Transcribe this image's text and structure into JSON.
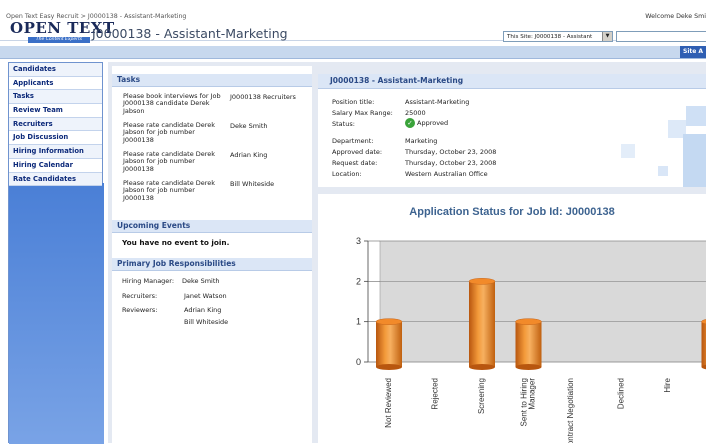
{
  "header": {
    "breadcrumb": "Open Text Easy Recruit > J0000138 - Assistant-Marketing",
    "welcome": "Welcome Deke Smi",
    "logo_text": "OPEN TEXT",
    "logo_tagline": "The Content Experts",
    "page_title": "J0000138 - Assistant-Marketing",
    "site_scope": "This Site: J0000138 - Assistant",
    "site_actions": "Site A"
  },
  "sidebar": {
    "items": [
      {
        "label": "Candidates"
      },
      {
        "label": "Applicants"
      },
      {
        "label": "Tasks"
      },
      {
        "label": "Review Team"
      },
      {
        "label": "Recruiters"
      },
      {
        "label": "Job Discussion"
      },
      {
        "label": "Hiring Information"
      },
      {
        "label": "Hiring Calendar"
      },
      {
        "label": "Rate Candidates"
      }
    ]
  },
  "tasks": {
    "heading": "Tasks",
    "items": [
      {
        "description": "Please book interviews for Job J0000138 candidate Derek Jabson",
        "assignee": "J0000138 Recruiters"
      },
      {
        "description": "Please rate candidate Derek Jabson for job number J0000138",
        "assignee": "Deke Smith"
      },
      {
        "description": "Please rate candidate Derek Jabson for job number J0000138",
        "assignee": "Adrian King"
      },
      {
        "description": "Please rate candidate Derek Jabson for job number J0000138",
        "assignee": "Bill Whiteside"
      }
    ]
  },
  "events": {
    "heading": "Upcoming Events",
    "empty_text": "You have no event to join."
  },
  "responsibilities": {
    "heading": "Primary Job Responsibilities",
    "hiring_manager_label": "Hiring Manager:",
    "hiring_manager": "Deke Smith",
    "recruiters_label": "Recruiters:",
    "recruiters": "Janet Watson",
    "reviewers_label": "Reviewers:",
    "reviewers": [
      "Adrian King",
      "Bill Whiteside"
    ]
  },
  "job": {
    "title": "J0000138 - Assistant-Marketing",
    "position_label": "Position title:",
    "position": "Assistant-Marketing",
    "salary_label": "Salary Max Range:",
    "salary": "25000",
    "status_label": "Status:",
    "status": "Approved",
    "department_label": "Department:",
    "department": "Marketing",
    "approved_label": "Approved date:",
    "approved": "Thursday, October 23, 2008",
    "request_label": "Request date:",
    "request": "Thursday, October 23, 2008",
    "location_label": "Location:",
    "location": "Western Australian Office"
  },
  "chart_data": {
    "type": "bar",
    "title": "Application Status for Job Id: J0000138",
    "categories": [
      "Not Reviewed",
      "Rejected",
      "Screening",
      "Sent to Hiring Manager",
      "Contract Negotiation",
      "Declined",
      "Hire",
      ""
    ],
    "values": [
      1,
      0,
      2,
      1,
      0,
      0,
      0,
      1
    ],
    "ylim": [
      0,
      3
    ],
    "yticks": [
      "0",
      "1",
      "2",
      "3"
    ],
    "grid": true,
    "bar_color": "#e8801e"
  }
}
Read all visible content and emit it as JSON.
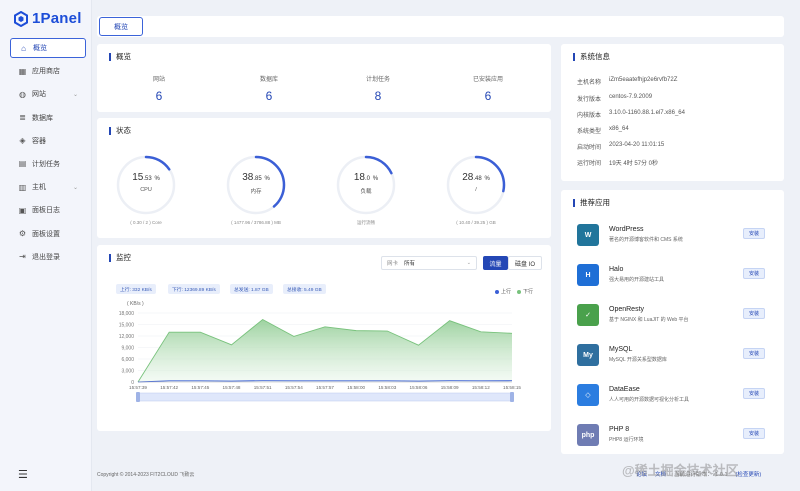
{
  "app": {
    "logo": "1Panel"
  },
  "sidebar": {
    "items": [
      {
        "label": "概览",
        "icon": "home-icon",
        "glyph": "⌂"
      },
      {
        "label": "应用商店",
        "icon": "grid-icon",
        "glyph": "▦"
      },
      {
        "label": "网站",
        "icon": "globe-icon",
        "glyph": "◍"
      },
      {
        "label": "数据库",
        "icon": "database-icon",
        "glyph": "≣"
      },
      {
        "label": "容器",
        "icon": "docker-icon",
        "glyph": "◈"
      },
      {
        "label": "计划任务",
        "icon": "calendar-icon",
        "glyph": "▤"
      },
      {
        "label": "主机",
        "icon": "server-icon",
        "glyph": "▥"
      },
      {
        "label": "面板日志",
        "icon": "log-icon",
        "glyph": "▣"
      },
      {
        "label": "面板设置",
        "icon": "settings-icon",
        "glyph": "⚙"
      },
      {
        "label": "退出登录",
        "icon": "logout-icon",
        "glyph": "⇥"
      }
    ]
  },
  "topbar": {
    "tab": "概览"
  },
  "overview": {
    "title": "概览",
    "items": [
      {
        "label": "网站",
        "value": "6"
      },
      {
        "label": "数据库",
        "value": "6"
      },
      {
        "label": "计划任务",
        "value": "8"
      },
      {
        "label": "已安装应用",
        "value": "6"
      }
    ]
  },
  "status": {
    "title": "状态",
    "gauges": [
      {
        "int": "15",
        "dec": ".53",
        "unit": "%",
        "label": "CPU",
        "sub": "( 0.30 / 2 ) Core",
        "percent": 15.53
      },
      {
        "int": "38",
        "dec": ".85",
        "unit": "%",
        "label": "内存",
        "sub": "( 1477.96 / 3786.88 ) MB",
        "percent": 38.85
      },
      {
        "int": "18",
        "dec": ".0",
        "unit": "%",
        "label": "负载",
        "sub": "运行流畅",
        "percent": 18.0
      },
      {
        "int": "28",
        "dec": ".48",
        "unit": "%",
        "label": "/",
        "sub": "( 10.40 / 39.25 ) GB",
        "percent": 28.48
      }
    ]
  },
  "monitor": {
    "title": "监控",
    "select_label": "网卡",
    "select_value": "所有",
    "tab_traffic": "流量",
    "tab_disk": "磁盘 IO",
    "pills": [
      "上行: 332 KB/s",
      "下行: 12369.89 KB/s",
      "总发送: 1.87 GB",
      "总接收: 5.49 GB"
    ],
    "legend": [
      "上行",
      "下行"
    ]
  },
  "chart_data": {
    "type": "area",
    "ylabel": "( KB/s )",
    "ylim": [
      0,
      18000
    ],
    "yticks": [
      "0",
      "3,000",
      "6,000",
      "9,000",
      "12,000",
      "15,000",
      "18,000"
    ],
    "x": [
      "15:57:39",
      "15:57:42",
      "15:57:45",
      "15:57:48",
      "15:57:51",
      "15:57:54",
      "15:57:57",
      "15:58:00",
      "15:58:03",
      "15:58:06",
      "15:58:09",
      "15:58:12",
      "15:58:15"
    ],
    "series": [
      {
        "name": "下行",
        "color": "#78c27c",
        "values": [
          0,
          13000,
          13000,
          9700,
          16300,
          11900,
          14400,
          13400,
          13300,
          9600,
          16000,
          13100,
          12700
        ]
      },
      {
        "name": "上行",
        "color": "#3b5fd6",
        "values": [
          0,
          300,
          300,
          250,
          350,
          300,
          320,
          300,
          300,
          250,
          340,
          310,
          330
        ]
      }
    ]
  },
  "sysinfo": {
    "title": "系统信息",
    "rows": [
      {
        "k": "主机名称",
        "v": "iZm5eaatefhjp2e6rvfb72Z"
      },
      {
        "k": "发行版本",
        "v": "centos-7.9.2009"
      },
      {
        "k": "内核版本",
        "v": "3.10.0-1160.88.1.el7.x86_64"
      },
      {
        "k": "系统类型",
        "v": "x86_64"
      },
      {
        "k": "启动时间",
        "v": "2023-04-20 11:01:15"
      },
      {
        "k": "运行时间",
        "v": "19天 4时 57分 0秒"
      }
    ]
  },
  "apps": {
    "title": "推荐应用",
    "install_label": "安装",
    "items": [
      {
        "name": "WordPress",
        "desc": "著名的开源博客软件和 CMS 系统",
        "icon": "wordpress-icon",
        "glyph": "W",
        "color": "#21759b"
      },
      {
        "name": "Halo",
        "desc": "强大易用的开源建站工具",
        "icon": "halo-icon",
        "glyph": "H",
        "color": "#1f6fd6"
      },
      {
        "name": "OpenResty",
        "desc": "基于 NGINX 和 LuaJIT 的 Web 平台",
        "icon": "openresty-icon",
        "glyph": "✓",
        "color": "#4aa14c"
      },
      {
        "name": "MySQL",
        "desc": "MySQL 开源关系型数据库",
        "icon": "mysql-icon",
        "glyph": "My",
        "color": "#2f6f9f"
      },
      {
        "name": "DataEase",
        "desc": "人人可用的开源数据可视化分析工具",
        "icon": "dataease-icon",
        "glyph": "◇",
        "color": "#2b7de0"
      },
      {
        "name": "PHP 8",
        "desc": "PHP8 运行环境",
        "icon": "php-icon",
        "glyph": "php",
        "color": "#6f7cb3"
      }
    ]
  },
  "footer": {
    "copyright": "Copyright © 2014-2023 FIT2CLOUD 飞致云",
    "forum": "论坛",
    "docs": "文档",
    "version": "当前运行版本：v1.0.1",
    "update": "(检查更新)"
  },
  "watermark": "@稀土掘金技术社区",
  "colors": {
    "accent": "#2447b5",
    "download": "#78c27c",
    "upload": "#3b5fd6"
  }
}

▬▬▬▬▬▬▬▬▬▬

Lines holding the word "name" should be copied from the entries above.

> _RESPONSE BELOW_
        "name": "下行",
        "name": "上行",
        "name": "WordPress",
        "name": "Halo",
        "name": "OpenResty",
        "name": "MySQL",
        "name": "DataEase",
        "name": "PHP 8",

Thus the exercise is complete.